• Component data from apps and pages:
+ + + +

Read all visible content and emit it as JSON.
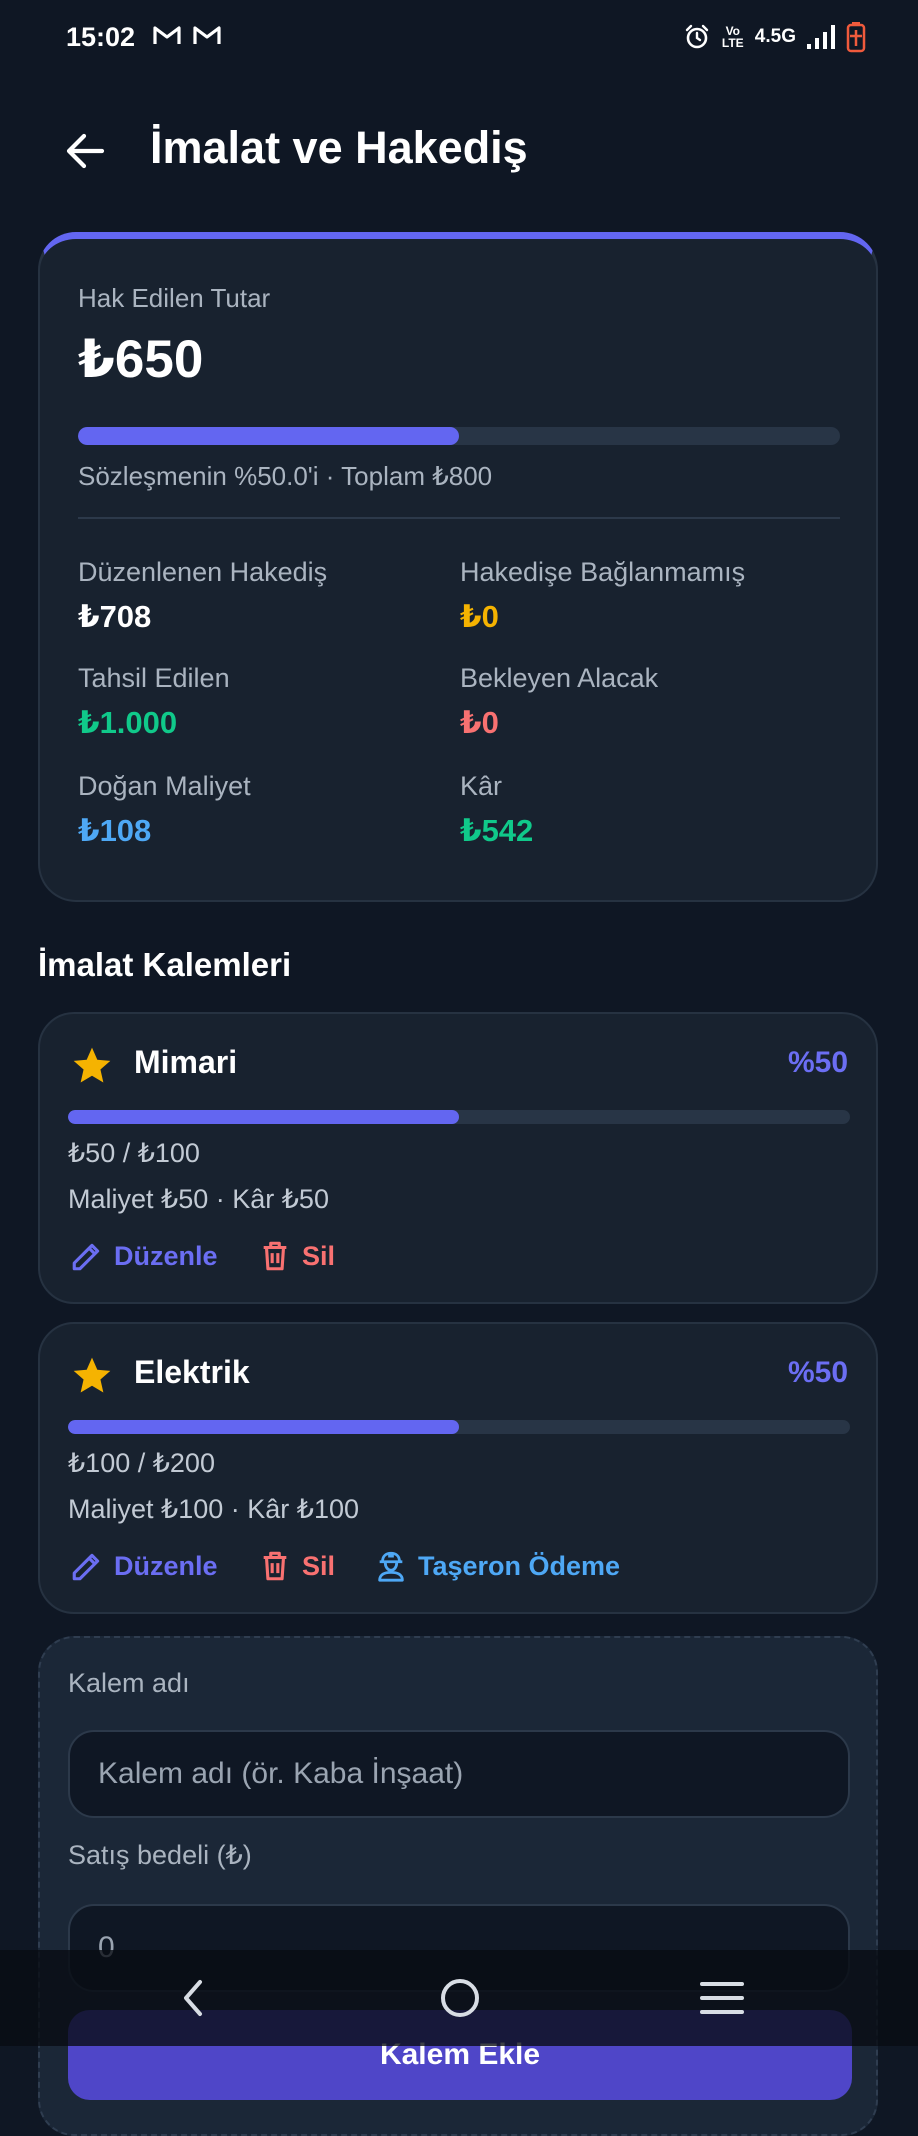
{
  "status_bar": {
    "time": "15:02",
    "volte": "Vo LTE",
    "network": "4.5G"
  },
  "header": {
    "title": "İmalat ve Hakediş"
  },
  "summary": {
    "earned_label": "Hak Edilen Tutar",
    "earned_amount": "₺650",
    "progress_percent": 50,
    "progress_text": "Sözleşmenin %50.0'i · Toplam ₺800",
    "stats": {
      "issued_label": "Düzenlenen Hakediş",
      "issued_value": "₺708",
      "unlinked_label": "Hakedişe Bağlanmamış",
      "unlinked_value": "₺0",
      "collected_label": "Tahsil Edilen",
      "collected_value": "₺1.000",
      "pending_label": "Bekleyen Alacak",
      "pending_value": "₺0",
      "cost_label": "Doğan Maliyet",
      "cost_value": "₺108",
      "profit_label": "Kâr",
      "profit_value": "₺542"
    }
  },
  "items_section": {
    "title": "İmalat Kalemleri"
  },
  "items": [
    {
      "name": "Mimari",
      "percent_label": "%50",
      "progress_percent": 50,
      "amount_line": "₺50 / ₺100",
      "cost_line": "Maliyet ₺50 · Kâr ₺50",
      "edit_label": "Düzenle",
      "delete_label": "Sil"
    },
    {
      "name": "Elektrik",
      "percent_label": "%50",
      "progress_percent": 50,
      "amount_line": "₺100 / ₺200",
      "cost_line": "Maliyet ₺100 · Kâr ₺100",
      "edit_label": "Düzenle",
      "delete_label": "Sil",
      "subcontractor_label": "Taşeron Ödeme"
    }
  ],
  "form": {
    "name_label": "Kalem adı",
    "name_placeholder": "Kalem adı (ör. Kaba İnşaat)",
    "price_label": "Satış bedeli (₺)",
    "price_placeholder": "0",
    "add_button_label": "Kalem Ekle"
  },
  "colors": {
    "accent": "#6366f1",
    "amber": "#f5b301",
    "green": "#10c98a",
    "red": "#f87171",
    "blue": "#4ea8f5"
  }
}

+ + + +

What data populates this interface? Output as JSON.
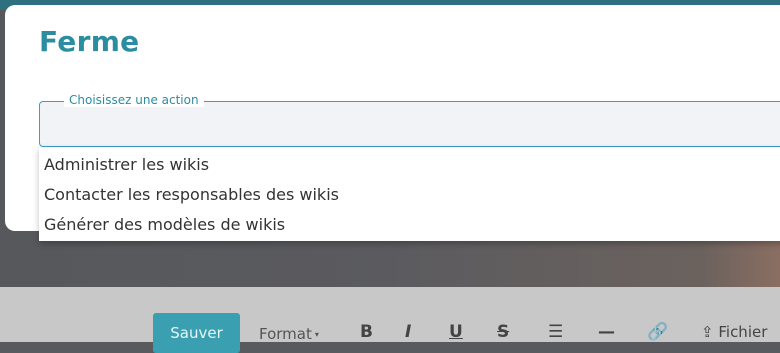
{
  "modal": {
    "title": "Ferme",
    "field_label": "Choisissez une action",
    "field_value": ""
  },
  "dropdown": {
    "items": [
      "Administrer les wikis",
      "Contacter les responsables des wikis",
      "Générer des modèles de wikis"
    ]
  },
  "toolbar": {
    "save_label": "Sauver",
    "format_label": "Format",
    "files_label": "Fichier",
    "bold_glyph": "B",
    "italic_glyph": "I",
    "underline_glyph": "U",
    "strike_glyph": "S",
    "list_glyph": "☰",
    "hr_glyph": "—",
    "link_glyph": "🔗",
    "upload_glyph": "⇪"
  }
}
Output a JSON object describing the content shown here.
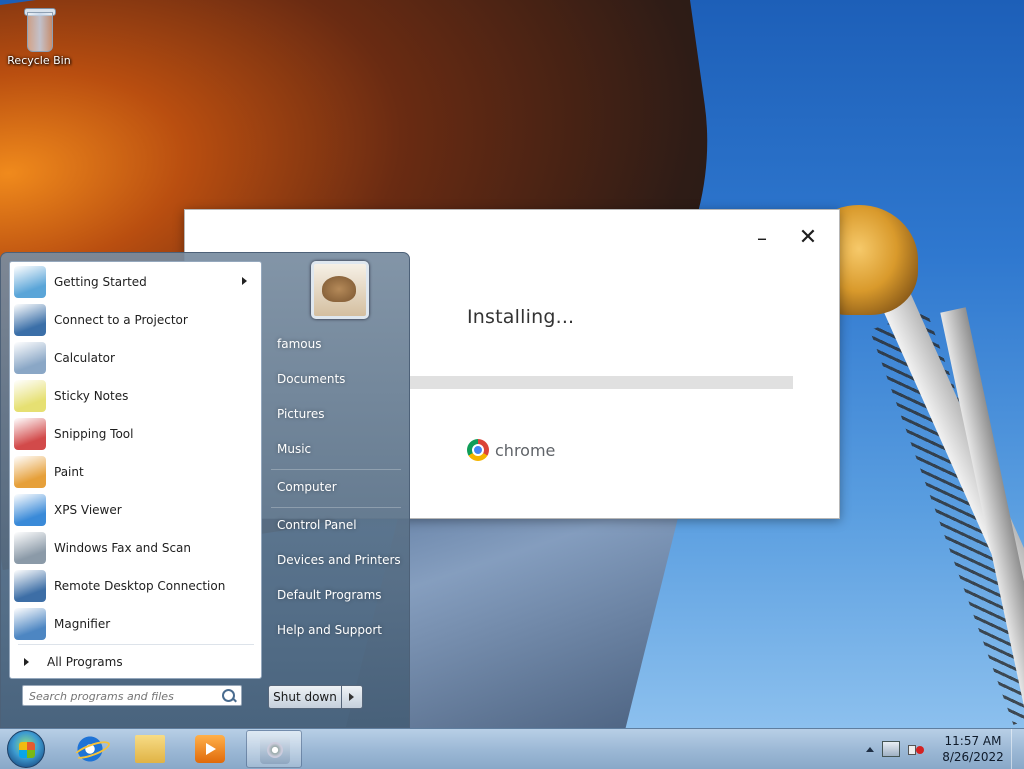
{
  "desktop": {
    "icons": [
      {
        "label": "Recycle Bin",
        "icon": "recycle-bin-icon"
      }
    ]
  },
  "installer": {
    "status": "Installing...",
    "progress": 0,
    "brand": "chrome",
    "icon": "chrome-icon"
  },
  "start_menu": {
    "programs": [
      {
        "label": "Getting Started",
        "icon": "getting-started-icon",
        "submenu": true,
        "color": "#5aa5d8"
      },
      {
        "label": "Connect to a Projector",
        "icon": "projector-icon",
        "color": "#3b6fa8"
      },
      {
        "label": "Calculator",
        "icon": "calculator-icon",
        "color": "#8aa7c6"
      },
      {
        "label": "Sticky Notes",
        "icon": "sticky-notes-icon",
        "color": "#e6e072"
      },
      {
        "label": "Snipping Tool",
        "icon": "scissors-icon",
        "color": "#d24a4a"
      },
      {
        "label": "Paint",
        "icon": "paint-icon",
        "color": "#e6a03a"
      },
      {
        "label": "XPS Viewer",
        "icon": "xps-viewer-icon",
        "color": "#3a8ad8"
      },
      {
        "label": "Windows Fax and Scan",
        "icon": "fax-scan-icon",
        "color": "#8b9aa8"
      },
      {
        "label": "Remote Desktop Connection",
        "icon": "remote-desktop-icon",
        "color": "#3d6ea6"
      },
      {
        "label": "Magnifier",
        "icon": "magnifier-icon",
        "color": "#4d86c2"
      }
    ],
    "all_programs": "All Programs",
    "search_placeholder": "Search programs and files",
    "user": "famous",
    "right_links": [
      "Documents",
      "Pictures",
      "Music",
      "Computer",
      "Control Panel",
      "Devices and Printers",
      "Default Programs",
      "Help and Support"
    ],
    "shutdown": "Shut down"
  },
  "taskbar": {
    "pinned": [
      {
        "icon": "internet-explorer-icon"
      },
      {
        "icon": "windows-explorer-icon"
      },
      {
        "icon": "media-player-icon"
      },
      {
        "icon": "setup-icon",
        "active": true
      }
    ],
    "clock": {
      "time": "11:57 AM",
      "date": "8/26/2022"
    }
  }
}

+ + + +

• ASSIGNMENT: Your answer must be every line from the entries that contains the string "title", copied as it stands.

• EXERCISE ANSWER:
    "title": "İmalat ve Hakediş"
    "title": "İmalat Kalemleri"
    "title": "Ferme",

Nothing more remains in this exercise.